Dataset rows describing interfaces
Segment Open

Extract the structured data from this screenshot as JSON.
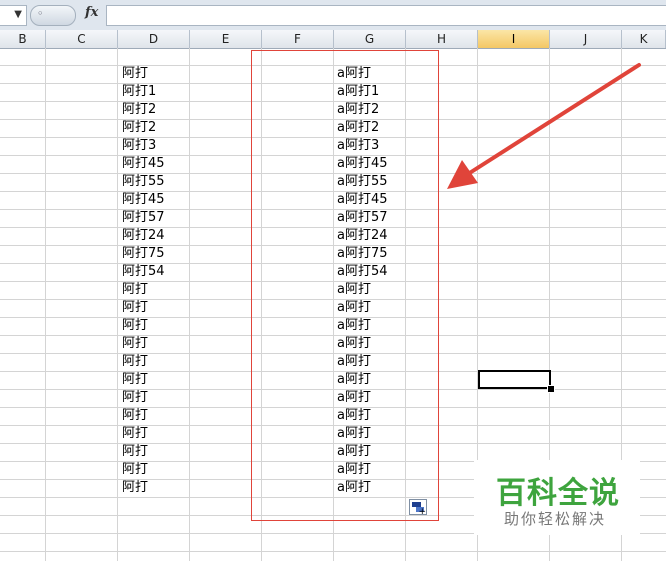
{
  "formula_bar": {
    "fx_label": "fx",
    "formula_value": ""
  },
  "columns": [
    {
      "label": "B",
      "selected": false
    },
    {
      "label": "C",
      "selected": false
    },
    {
      "label": "D",
      "selected": false
    },
    {
      "label": "E",
      "selected": false
    },
    {
      "label": "F",
      "selected": false
    },
    {
      "label": "G",
      "selected": false
    },
    {
      "label": "H",
      "selected": false
    },
    {
      "label": "I",
      "selected": true
    },
    {
      "label": "J",
      "selected": false
    },
    {
      "label": "K",
      "selected": false
    }
  ],
  "column_d": [
    "阿打",
    "阿打1",
    "阿打2",
    "阿打2",
    "阿打3",
    "阿打45",
    "阿打55",
    "阿打45",
    "阿打57",
    "阿打24",
    "阿打75",
    "阿打54",
    "阿打",
    "阿打",
    "阿打",
    "阿打",
    "阿打",
    "阿打",
    "阿打",
    "阿打",
    "阿打",
    "阿打",
    "阿打",
    "阿打"
  ],
  "column_g": [
    "a阿打",
    "a阿打1",
    "a阿打2",
    "a阿打2",
    "a阿打3",
    "a阿打45",
    "a阿打55",
    "a阿打45",
    "a阿打57",
    "a阿打24",
    "a阿打75",
    "a阿打54",
    "a阿打",
    "a阿打",
    "a阿打",
    "a阿打",
    "a阿打",
    "a阿打",
    "a阿打",
    "a阿打",
    "a阿打",
    "a阿打",
    "a阿打",
    "a阿打"
  ],
  "watermark": {
    "title": "百科全说",
    "subtitle": "助你轻松解决"
  },
  "colors": {
    "highlight_box": "#e0443a",
    "arrow": "#e0443a",
    "selected_column_header": "#f4c765",
    "watermark_green": "#3ea43e"
  },
  "icons": {
    "paste_options": "paste-options-icon",
    "dropdown": "chevron-down-icon"
  }
}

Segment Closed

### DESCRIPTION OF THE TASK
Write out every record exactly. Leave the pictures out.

### SOLVED EXERCISE
Extract the structured data from this screenshot as JSON.
{
  "formula_bar": {
    "fx_label": "fx",
    "formula_value": ""
  },
  "columns": [
    {
      "label": "B",
      "selected": false
    },
    {
      "label": "C",
      "selected": false
    },
    {
      "label": "D",
      "selected": false
    },
    {
      "label": "E",
      "selected": false
    },
    {
      "label": "F",
      "selected": false
    },
    {
      "label": "G",
      "selected": false
    },
    {
      "label": "H",
      "selected": false
    },
    {
      "label": "I",
      "selected": true
    },
    {
      "label": "J",
      "selected": false
    },
    {
      "label": "K",
      "selected": false
    }
  ],
  "column_d": [
    "阿打",
    "阿打1",
    "阿打2",
    "阿打2",
    "阿打3",
    "阿打45",
    "阿打55",
    "阿打45",
    "阿打57",
    "阿打24",
    "阿打75",
    "阿打54",
    "阿打",
    "阿打",
    "阿打",
    "阿打",
    "阿打",
    "阿打",
    "阿打",
    "阿打",
    "阿打",
    "阿打",
    "阿打",
    "阿打"
  ],
  "column_g": [
    "a阿打",
    "a阿打1",
    "a阿打2",
    "a阿打2",
    "a阿打3",
    "a阿打45",
    "a阿打55",
    "a阿打45",
    "a阿打57",
    "a阿打24",
    "a阿打75",
    "a阿打54",
    "a阿打",
    "a阿打",
    "a阿打",
    "a阿打",
    "a阿打",
    "a阿打",
    "a阿打",
    "a阿打",
    "a阿打",
    "a阿打",
    "a阿打",
    "a阿打"
  ],
  "watermark": {
    "title": "百科全说",
    "subtitle": "助你轻松解决"
  },
  "colors": {
    "highlight_box": "#e0443a",
    "arrow": "#e0443a",
    "selected_column_header": "#f4c765",
    "watermark_green": "#3ea43e"
  },
  "icons": {
    "paste_options": "paste-options-icon",
    "dropdown": "chevron-down-icon"
  }
}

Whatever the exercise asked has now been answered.